If you go to somewhere like Mallards Pike, you’ve got Go Ape, so you can potentially experience autumn up in the trees.
There are fantastic bed and breakfasts all around the Forest and the Wye Valley, where people can really escape from every day life and experience autumn on their doorstep.
Another key tip would be to visit viewpoints as well, so rather than just walking through the trees, you can be looking above them. You’ve got a fabulous view looking down on the River Wye at Symonds Yat Rock, then in the middle of the Forest of Dean, you’ve also got New Fancy Viewpoint, looking towards Cinderford.
Is the Forest of Dean an accessible destination?
In terms of accessibility, one of the great things is that many of the tracks in the Forest of Dean are managed by Forestry England. They’re wide and well surfaced, so people who have accessibility requirements don't have to navigate very small, narrow, rooted pathways.
People who are in wheelchairs and using mobility scooters will be able to get around reasonably well at Forestry England sites, like Cannop Ponds, Beechenhurst and Mallards Pike. You can also hire all-terrain vehicles from The Speech House Hotel and Forest Holidays in Christchurch.
Another thing is cost. Places like the Cyril Hart Arboretum, which is right by The Speech House Hotel, Speculation and Nagshead Nature Reserve have car parks that don’t charge.
Where are your top spots to see autumn colour in the Forest of Dean?
Some of the greatest places are in the centre of the Forest, like Speculation, Beechenhurst and Cannop Ponds. The lovely thing about Cannop Ponds is the beautiful reflections of all the different sorts of trees on the water.
Beechenhurst is especially good for families. You've got the play area and the café and the option to go walking along the Superworm trail. You’ve also got the Sculpture Trail, as well, which takes you through some very colourful parts of the forest.
If you head over to the Wye Valley, you’ve got the Devil’s Pulpit along the Offa’s Dyke Path, which takes you along the ridge looking down over Tintern.
When is the best time to go leaf peeping in the Forest of Dean?
Certainly over the next two to four weeks, we should
still have the autumn colour here.

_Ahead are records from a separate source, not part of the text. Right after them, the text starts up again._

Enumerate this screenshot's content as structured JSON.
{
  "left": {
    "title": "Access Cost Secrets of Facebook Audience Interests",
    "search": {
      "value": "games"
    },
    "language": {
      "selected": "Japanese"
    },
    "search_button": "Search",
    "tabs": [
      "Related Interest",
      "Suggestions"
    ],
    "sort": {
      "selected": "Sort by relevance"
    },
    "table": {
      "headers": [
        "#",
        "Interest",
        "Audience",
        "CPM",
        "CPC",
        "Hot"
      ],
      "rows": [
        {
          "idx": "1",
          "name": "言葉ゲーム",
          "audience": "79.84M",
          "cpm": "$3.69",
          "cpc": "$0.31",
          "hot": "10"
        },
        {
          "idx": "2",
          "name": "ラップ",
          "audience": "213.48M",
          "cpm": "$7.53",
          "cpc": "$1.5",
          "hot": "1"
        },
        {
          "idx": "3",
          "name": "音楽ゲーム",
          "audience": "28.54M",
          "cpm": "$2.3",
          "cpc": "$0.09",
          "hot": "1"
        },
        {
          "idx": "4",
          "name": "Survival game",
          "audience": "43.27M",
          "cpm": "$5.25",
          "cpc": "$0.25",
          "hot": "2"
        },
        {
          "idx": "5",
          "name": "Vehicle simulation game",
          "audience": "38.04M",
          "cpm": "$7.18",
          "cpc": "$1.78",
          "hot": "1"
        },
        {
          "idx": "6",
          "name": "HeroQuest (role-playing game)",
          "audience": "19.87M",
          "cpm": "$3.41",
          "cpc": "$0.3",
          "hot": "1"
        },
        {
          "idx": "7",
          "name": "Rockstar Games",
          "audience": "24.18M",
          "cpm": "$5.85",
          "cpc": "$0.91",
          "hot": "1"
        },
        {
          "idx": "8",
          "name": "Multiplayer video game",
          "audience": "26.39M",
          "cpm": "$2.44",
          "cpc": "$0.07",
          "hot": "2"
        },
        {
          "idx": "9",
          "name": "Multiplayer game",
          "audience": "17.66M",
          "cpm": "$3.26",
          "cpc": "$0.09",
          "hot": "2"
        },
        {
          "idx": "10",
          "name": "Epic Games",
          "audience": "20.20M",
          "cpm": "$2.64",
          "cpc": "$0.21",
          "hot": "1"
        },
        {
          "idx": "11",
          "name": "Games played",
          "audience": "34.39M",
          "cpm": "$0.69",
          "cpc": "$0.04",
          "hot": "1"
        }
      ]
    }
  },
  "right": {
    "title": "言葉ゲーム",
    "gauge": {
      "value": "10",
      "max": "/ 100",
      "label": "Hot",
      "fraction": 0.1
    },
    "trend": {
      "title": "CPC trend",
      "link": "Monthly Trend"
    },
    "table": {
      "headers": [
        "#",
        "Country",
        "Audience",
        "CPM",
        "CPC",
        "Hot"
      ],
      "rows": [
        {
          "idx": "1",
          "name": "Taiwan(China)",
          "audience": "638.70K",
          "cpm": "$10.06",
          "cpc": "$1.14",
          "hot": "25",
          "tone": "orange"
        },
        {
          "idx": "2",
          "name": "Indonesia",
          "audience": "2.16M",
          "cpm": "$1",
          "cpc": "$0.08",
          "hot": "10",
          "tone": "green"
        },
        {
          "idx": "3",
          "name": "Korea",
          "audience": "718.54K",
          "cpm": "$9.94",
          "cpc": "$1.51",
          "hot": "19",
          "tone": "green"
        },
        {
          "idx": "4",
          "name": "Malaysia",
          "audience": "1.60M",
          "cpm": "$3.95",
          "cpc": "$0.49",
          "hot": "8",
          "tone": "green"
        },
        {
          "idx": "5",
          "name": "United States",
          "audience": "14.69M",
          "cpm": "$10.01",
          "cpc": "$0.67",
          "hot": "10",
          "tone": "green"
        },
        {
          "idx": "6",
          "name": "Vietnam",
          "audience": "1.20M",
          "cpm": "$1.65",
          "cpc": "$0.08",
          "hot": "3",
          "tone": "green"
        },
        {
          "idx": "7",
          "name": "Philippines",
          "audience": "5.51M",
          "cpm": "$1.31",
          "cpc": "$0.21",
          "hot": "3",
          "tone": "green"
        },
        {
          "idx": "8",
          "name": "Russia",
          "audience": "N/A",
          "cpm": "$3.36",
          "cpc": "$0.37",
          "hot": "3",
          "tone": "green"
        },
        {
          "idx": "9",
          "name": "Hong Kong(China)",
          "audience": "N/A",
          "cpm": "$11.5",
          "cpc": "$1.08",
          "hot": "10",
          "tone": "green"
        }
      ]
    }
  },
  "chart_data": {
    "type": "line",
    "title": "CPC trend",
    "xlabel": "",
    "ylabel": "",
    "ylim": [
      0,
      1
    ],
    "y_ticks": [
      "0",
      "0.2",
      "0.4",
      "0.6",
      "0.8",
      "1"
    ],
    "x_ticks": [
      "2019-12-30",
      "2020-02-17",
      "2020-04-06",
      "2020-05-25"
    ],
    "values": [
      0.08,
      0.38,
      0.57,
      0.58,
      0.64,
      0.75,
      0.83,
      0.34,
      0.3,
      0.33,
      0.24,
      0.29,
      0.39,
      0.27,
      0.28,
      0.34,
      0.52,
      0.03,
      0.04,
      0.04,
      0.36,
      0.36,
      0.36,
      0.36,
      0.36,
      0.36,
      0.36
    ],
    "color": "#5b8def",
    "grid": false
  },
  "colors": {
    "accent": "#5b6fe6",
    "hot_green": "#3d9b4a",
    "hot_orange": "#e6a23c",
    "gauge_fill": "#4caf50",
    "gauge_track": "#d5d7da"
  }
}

Unless we get some really dreadful rain or
wind, which could cause the trees to lose their leaves completely.
We usually recommend that people plan to come and see us anytime from mid-October until mid-November.